*Working data*
Segment Open

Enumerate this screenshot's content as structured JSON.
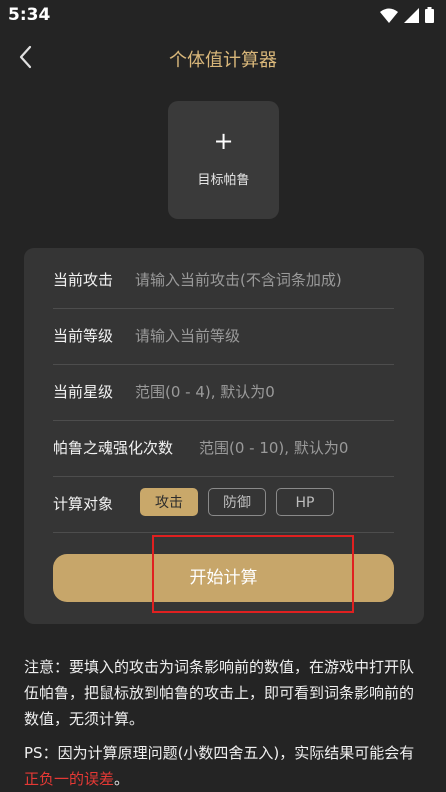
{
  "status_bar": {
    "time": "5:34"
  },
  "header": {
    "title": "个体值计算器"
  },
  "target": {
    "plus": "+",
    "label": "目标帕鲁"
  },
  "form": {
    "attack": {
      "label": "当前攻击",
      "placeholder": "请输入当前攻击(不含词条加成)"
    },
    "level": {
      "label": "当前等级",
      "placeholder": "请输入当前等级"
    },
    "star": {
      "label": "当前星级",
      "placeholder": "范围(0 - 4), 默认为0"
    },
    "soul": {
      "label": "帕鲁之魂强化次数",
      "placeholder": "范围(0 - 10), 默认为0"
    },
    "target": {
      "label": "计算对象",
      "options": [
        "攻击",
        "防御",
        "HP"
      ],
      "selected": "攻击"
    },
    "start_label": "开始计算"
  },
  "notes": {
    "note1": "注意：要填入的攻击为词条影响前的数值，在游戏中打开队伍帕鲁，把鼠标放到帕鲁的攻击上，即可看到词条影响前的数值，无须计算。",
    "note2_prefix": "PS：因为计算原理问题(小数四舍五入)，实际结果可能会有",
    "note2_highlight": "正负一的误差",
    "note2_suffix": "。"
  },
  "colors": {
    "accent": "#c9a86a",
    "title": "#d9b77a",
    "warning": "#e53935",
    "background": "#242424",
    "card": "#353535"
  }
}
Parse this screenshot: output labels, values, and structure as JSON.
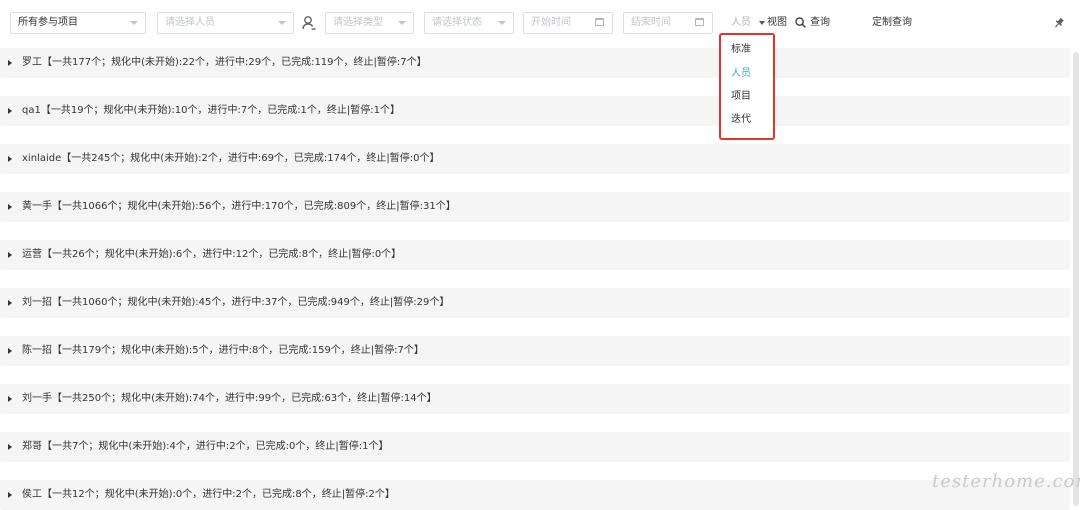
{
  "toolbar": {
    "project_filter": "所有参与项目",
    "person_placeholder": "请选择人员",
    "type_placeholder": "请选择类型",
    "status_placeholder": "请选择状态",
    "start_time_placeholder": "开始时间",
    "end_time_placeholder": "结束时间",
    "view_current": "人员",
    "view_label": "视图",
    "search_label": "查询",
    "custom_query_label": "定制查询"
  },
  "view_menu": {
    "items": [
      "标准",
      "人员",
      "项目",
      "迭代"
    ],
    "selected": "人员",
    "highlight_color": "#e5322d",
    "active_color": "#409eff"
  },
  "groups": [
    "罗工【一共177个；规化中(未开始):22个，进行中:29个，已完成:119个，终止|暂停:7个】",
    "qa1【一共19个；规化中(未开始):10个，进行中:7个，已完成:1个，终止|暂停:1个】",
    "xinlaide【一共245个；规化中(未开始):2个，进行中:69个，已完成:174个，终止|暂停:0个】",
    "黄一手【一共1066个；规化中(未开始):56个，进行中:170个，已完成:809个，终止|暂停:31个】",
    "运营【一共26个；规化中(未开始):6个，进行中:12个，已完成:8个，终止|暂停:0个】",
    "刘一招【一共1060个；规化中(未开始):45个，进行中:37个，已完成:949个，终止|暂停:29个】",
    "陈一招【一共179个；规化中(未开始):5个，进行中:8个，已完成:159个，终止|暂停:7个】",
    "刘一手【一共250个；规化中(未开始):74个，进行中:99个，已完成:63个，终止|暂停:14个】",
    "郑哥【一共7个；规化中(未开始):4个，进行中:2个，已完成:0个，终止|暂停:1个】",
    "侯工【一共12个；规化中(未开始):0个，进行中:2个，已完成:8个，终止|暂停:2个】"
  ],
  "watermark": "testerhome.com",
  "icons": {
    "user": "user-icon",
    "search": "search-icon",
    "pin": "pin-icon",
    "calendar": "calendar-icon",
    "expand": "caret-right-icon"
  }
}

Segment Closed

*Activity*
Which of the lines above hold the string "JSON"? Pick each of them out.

*Answer to this task*
Enumerate this screenshot's content as structured JSON.
Parse this screenshot: output labels, values, and structure as JSON.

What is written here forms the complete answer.